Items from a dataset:
------------------------------------------------------------
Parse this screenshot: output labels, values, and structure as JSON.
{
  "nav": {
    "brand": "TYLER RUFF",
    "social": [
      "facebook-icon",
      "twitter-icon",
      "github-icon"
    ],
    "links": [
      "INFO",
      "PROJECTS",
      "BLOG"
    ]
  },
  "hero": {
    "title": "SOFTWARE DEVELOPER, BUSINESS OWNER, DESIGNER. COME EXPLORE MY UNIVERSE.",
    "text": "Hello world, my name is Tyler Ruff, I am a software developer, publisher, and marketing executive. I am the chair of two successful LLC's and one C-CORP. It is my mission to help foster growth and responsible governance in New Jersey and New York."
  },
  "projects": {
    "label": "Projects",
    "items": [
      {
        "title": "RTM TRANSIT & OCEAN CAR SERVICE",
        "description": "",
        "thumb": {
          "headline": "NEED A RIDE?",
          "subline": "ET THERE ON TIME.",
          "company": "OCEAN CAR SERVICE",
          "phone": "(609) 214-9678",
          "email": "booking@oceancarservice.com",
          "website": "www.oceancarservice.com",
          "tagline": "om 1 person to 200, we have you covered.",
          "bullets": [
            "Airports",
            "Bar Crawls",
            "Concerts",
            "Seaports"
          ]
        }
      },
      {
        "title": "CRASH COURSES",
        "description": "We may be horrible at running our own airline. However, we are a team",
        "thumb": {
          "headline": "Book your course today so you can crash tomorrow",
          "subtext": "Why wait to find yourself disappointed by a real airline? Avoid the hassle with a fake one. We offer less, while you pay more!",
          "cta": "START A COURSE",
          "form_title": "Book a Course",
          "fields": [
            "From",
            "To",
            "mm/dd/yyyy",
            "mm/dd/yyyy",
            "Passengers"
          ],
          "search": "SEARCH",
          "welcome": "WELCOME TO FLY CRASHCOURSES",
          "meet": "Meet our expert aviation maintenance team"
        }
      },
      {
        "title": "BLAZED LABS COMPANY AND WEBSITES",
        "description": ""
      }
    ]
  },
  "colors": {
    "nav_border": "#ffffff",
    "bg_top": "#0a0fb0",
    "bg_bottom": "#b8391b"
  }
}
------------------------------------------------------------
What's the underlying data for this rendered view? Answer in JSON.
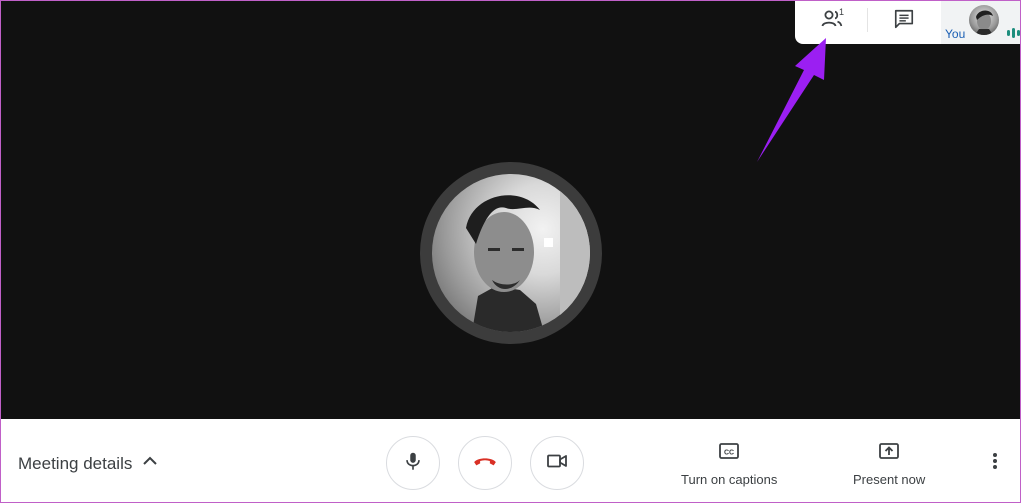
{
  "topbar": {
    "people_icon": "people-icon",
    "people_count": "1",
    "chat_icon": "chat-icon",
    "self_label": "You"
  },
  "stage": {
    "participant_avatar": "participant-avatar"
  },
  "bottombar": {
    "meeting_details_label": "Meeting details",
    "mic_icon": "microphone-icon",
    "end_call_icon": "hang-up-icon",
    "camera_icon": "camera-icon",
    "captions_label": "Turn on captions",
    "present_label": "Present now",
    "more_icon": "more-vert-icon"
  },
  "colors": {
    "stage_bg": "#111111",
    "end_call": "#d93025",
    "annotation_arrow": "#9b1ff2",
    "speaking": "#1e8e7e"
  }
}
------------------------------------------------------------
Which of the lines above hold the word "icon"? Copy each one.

      "facebook-icon",
      "twitter-icon",
      "github-icon"
    "people_icon": "people-icon",
    "chat_icon": "chat-icon",
    "mic_icon": "microphone-icon",
    "end_call_icon": "hang-up-icon",
    "camera_icon": "camera-icon",
    "more_icon": "more-vert-icon"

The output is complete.